:: PROVIDED DATA ::
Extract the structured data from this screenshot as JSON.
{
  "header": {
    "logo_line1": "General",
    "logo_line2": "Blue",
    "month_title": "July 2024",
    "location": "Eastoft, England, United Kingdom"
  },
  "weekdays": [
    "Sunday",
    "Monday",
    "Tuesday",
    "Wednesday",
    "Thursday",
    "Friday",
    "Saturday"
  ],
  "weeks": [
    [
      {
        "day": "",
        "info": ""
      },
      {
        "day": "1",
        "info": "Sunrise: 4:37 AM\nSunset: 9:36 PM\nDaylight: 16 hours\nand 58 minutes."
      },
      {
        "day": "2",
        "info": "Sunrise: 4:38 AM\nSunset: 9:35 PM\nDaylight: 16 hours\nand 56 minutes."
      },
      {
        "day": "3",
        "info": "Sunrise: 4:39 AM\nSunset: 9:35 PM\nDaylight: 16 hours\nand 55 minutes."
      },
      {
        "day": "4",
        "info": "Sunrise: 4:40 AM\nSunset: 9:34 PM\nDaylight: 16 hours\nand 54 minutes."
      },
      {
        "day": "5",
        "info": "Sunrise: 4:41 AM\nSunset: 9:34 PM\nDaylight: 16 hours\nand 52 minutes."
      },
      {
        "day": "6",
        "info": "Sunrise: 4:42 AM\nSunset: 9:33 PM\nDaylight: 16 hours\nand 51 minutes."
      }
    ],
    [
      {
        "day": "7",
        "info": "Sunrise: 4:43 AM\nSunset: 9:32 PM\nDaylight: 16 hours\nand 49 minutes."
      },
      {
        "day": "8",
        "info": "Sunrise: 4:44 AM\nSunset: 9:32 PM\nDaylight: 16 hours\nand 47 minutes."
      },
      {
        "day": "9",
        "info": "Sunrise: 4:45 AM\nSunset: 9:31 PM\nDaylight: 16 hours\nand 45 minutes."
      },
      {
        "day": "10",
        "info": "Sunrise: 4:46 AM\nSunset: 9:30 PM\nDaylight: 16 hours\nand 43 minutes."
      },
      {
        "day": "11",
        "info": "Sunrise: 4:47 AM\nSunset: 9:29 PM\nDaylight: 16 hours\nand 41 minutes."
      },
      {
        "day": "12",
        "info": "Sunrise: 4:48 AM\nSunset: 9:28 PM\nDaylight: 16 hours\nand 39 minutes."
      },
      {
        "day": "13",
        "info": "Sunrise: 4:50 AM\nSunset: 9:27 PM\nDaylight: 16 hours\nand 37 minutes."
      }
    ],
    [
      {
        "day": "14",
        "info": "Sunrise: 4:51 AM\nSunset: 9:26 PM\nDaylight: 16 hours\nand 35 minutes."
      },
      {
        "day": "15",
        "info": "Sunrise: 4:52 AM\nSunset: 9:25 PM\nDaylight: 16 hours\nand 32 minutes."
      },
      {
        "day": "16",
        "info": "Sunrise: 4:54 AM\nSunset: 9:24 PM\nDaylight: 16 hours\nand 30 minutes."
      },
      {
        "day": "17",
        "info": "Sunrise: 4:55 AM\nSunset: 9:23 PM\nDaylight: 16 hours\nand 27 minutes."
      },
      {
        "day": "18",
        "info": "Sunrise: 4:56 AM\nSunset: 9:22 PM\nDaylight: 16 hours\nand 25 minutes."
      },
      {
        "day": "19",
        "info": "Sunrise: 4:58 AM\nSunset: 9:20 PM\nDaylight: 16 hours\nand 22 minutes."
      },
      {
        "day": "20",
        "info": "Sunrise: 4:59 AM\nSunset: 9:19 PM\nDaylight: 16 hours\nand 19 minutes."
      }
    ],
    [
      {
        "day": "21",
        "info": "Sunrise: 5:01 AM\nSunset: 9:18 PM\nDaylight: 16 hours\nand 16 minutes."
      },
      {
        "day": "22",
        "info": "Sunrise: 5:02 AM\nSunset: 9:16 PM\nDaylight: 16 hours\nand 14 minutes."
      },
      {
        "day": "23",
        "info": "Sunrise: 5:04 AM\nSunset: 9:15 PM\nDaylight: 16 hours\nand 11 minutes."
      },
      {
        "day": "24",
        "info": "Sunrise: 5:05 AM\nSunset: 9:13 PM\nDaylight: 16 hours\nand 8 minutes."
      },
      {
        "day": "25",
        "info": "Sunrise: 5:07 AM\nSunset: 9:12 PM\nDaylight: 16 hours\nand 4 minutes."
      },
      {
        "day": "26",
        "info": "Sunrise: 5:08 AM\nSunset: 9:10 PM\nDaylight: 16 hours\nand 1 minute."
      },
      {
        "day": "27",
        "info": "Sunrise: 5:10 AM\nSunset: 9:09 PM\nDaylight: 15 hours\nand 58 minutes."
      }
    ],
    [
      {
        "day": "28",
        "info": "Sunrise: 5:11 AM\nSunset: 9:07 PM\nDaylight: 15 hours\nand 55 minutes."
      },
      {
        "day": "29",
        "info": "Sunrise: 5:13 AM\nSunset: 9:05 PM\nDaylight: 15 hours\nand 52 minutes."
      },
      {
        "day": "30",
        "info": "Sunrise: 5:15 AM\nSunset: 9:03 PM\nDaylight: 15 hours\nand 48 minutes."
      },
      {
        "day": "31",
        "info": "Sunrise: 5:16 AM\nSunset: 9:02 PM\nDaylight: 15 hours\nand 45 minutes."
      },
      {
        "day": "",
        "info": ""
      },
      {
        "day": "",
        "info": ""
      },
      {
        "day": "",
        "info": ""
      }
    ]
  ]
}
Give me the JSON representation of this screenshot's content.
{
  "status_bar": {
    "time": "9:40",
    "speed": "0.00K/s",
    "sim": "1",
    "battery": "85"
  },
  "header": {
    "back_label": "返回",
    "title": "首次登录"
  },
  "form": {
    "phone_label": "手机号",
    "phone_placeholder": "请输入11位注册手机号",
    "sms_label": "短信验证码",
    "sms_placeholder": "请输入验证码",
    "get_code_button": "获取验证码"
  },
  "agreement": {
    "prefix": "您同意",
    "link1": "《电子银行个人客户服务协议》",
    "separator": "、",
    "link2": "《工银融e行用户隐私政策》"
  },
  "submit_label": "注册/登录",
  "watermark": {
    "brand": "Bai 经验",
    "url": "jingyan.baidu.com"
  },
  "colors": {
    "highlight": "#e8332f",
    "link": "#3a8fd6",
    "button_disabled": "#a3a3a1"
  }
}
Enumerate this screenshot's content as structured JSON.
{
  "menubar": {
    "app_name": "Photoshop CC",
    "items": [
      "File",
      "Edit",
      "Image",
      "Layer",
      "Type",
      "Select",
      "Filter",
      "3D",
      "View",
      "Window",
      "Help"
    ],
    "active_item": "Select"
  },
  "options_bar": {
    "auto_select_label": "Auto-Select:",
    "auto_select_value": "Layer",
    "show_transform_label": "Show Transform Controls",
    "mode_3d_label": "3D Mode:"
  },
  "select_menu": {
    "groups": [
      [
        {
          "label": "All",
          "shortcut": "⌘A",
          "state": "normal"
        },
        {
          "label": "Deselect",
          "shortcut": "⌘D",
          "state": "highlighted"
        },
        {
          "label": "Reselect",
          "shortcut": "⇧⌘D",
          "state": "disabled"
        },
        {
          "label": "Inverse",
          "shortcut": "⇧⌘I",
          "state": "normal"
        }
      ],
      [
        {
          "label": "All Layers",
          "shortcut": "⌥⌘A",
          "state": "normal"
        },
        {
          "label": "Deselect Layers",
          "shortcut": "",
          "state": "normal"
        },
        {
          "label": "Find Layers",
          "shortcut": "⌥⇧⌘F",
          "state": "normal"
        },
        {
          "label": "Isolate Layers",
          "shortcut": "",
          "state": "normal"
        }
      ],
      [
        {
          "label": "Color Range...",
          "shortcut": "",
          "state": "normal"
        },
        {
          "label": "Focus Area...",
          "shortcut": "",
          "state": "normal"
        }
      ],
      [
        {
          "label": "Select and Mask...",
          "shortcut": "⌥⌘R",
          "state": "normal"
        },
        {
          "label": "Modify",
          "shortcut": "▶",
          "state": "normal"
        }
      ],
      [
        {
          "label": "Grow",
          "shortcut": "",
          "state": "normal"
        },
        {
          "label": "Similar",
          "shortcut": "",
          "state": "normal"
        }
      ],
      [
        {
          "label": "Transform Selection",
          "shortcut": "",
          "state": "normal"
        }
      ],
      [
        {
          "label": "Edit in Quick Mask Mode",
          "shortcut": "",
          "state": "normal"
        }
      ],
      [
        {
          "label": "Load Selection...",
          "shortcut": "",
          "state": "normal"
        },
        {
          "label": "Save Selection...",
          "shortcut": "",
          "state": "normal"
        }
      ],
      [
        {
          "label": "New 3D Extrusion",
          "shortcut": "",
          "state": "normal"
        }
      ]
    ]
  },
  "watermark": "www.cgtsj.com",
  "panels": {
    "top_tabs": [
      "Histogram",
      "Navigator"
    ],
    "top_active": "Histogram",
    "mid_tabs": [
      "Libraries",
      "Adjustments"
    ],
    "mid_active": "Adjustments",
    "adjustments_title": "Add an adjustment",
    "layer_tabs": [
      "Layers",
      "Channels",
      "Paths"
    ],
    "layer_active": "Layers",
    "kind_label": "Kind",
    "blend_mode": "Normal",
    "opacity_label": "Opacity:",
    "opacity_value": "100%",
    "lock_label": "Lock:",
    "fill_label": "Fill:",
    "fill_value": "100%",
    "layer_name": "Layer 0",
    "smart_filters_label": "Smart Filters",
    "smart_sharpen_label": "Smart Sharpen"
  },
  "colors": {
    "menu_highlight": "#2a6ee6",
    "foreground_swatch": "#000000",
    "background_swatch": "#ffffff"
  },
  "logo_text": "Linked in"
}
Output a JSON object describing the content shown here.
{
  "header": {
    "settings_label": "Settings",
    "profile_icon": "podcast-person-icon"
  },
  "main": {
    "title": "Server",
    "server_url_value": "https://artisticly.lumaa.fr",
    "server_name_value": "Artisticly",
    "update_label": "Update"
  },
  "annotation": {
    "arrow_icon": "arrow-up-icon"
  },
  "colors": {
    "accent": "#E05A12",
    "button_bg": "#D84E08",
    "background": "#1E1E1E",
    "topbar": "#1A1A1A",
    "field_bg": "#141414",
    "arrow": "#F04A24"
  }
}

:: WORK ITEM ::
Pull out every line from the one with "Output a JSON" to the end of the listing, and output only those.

:: FINISHED TASK ::
Output a JSON object describing the content shown here.
{
  "header": {
    "settings_label": "Settings",
    "profile_icon": "podcast-person-icon"
  },
  "main": {
    "title": "Server",
    "server_url_value": "https://artisticly.lumaa.fr",
    "server_name_value": "Artisticly",
    "update_label": "Update"
  },
  "annotation": {
    "arrow_icon": "arrow-up-icon"
  },
  "colors": {
    "accent": "#E05A12",
    "button_bg": "#D84E08",
    "background": "#1E1E1E",
    "topbar": "#1A1A1A",
    "field_bg": "#141414",
    "arrow": "#F04A24"
  }
}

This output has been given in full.